→ **EXERCISE BRIEF**
The output should be all entries, each matching the original exactly.
══ LISTED RECORDS
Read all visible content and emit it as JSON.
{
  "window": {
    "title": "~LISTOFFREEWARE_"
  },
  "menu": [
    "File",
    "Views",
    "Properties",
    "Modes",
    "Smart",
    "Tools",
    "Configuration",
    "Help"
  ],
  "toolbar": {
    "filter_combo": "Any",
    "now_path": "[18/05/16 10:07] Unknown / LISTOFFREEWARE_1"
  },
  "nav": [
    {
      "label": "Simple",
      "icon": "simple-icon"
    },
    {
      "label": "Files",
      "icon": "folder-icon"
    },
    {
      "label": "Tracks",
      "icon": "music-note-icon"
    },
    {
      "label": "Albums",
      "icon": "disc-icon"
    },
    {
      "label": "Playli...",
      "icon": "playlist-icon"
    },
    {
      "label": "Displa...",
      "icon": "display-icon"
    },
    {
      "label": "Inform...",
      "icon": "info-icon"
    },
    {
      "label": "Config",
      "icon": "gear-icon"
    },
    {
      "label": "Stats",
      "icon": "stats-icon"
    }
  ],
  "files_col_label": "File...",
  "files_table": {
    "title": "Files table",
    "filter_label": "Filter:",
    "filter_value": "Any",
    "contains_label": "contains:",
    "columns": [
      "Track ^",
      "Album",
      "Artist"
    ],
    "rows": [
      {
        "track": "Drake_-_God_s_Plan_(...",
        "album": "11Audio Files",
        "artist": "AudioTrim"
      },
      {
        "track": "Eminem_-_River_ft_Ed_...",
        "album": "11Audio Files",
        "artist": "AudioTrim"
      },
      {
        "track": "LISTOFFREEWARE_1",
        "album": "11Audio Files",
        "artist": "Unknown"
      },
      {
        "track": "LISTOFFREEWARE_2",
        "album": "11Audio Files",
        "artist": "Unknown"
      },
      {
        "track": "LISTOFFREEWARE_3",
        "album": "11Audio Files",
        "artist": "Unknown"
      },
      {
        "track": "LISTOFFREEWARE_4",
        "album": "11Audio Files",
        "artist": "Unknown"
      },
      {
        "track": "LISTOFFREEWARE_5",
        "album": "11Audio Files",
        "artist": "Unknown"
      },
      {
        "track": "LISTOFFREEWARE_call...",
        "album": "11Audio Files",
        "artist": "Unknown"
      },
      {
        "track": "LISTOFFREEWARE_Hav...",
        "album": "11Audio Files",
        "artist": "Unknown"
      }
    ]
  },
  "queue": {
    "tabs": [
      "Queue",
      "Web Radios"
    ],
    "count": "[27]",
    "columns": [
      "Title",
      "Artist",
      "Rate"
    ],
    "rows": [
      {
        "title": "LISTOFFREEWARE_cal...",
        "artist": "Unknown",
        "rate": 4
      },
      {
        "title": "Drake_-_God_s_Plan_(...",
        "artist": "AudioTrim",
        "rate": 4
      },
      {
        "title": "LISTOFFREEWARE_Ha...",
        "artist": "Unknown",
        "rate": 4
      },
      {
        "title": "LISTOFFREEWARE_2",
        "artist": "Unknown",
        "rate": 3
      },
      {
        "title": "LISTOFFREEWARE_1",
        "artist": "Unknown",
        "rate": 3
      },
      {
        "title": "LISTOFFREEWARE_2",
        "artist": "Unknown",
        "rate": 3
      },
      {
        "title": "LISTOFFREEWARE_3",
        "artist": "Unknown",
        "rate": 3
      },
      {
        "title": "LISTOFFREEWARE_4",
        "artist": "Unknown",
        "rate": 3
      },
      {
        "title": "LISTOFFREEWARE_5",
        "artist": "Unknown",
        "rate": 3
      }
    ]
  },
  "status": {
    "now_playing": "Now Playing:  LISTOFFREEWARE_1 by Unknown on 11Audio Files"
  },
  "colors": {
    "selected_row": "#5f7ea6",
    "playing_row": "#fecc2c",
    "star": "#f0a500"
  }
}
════
→ **OUTPUT FOR THIS TASK**
Read all visible content and emit it as JSON.
{
  "window": {
    "title": "~LISTOFFREEWARE_"
  },
  "menu": [
    "File",
    "Views",
    "Properties",
    "Modes",
    "Smart",
    "Tools",
    "Configuration",
    "Help"
  ],
  "toolbar": {
    "filter_combo": "Any",
    "now_path": "[18/05/16 10:07] Unknown / LISTOFFREEWARE_1"
  },
  "nav": [
    {
      "label": "Simple",
      "icon": "simple-icon"
    },
    {
      "label": "Files",
      "icon": "folder-icon"
    },
    {
      "label": "Tracks",
      "icon": "music-note-icon"
    },
    {
      "label": "Albums",
      "icon": "disc-icon"
    },
    {
      "label": "Playli...",
      "icon": "playlist-icon"
    },
    {
      "label": "Displa...",
      "icon": "display-icon"
    },
    {
      "label": "Inform...",
      "icon": "info-icon"
    },
    {
      "label": "Config",
      "icon": "gear-icon"
    },
    {
      "label": "Stats",
      "icon": "stats-icon"
    }
  ],
  "files_col_label": "File...",
  "files_table": {
    "title": "Files table",
    "filter_label": "Filter:",
    "filter_value": "Any",
    "contains_label": "contains:",
    "columns": [
      "Track ^",
      "Album",
      "Artist"
    ],
    "rows": [
      {
        "track": "Drake_-_God_s_Plan_(...",
        "album": "11Audio Files",
        "artist": "AudioTrim"
      },
      {
        "track": "Eminem_-_River_ft_Ed_...",
        "album": "11Audio Files",
        "artist": "AudioTrim"
      },
      {
        "track": "LISTOFFREEWARE_1",
        "album": "11Audio Files",
        "artist": "Unknown"
      },
      {
        "track": "LISTOFFREEWARE_2",
        "album": "11Audio Files",
        "artist": "Unknown"
      },
      {
        "track": "LISTOFFREEWARE_3",
        "album": "11Audio Files",
        "artist": "Unknown"
      },
      {
        "track": "LISTOFFREEWARE_4",
        "album": "11Audio Files",
        "artist": "Unknown"
      },
      {
        "track": "LISTOFFREEWARE_5",
        "album": "11Audio Files",
        "artist": "Unknown"
      },
      {
        "track": "LISTOFFREEWARE_call...",
        "album": "11Audio Files",
        "artist": "Unknown"
      },
      {
        "track": "LISTOFFREEWARE_Hav...",
        "album": "11Audio Files",
        "artist": "Unknown"
      }
    ]
  },
  "queue": {
    "tabs": [
      "Queue",
      "Web Radios"
    ],
    "count": "[27]",
    "columns": [
      "Title",
      "Artist",
      "Rate"
    ],
    "rows": [
      {
        "title": "LISTOFFREEWARE_cal...",
        "artist": "Unknown",
        "rate": 4
      },
      {
        "title": "Drake_-_God_s_Plan_(...",
        "artist": "AudioTrim",
        "rate": 4
      },
      {
        "title": "LISTOFFREEWARE_Ha...",
        "artist": "Unknown",
        "rate": 4
      },
      {
        "title": "LISTOFFREEWARE_2",
        "artist": "Unknown",
        "rate": 3
      },
      {
        "title": "LISTOFFREEWARE_1",
        "artist": "Unknown",
        "rate": 3
      },
      {
        "title": "LISTOFFREEWARE_2",
        "artist": "Unknown",
        "rate": 3
      },
      {
        "title": "LISTOFFREEWARE_3",
        "artist": "Unknown",
        "rate": 3
      },
      {
        "title": "LISTOFFREEWARE_4",
        "artist": "Unknown",
        "rate": 3
      },
      {
        "title": "LISTOFFREEWARE_5",
        "artist": "Unknown",
        "rate": 3
      }
    ]
  },
  "status": {
    "now_playing": "Now Playing:  LISTOFFREEWARE_1 by Unknown on 11Audio Files"
  },
  "colors": {
    "selected_row": "#5f7ea6",
    "playing_row": "#fecc2c",
    "star": "#f0a500"
  }
}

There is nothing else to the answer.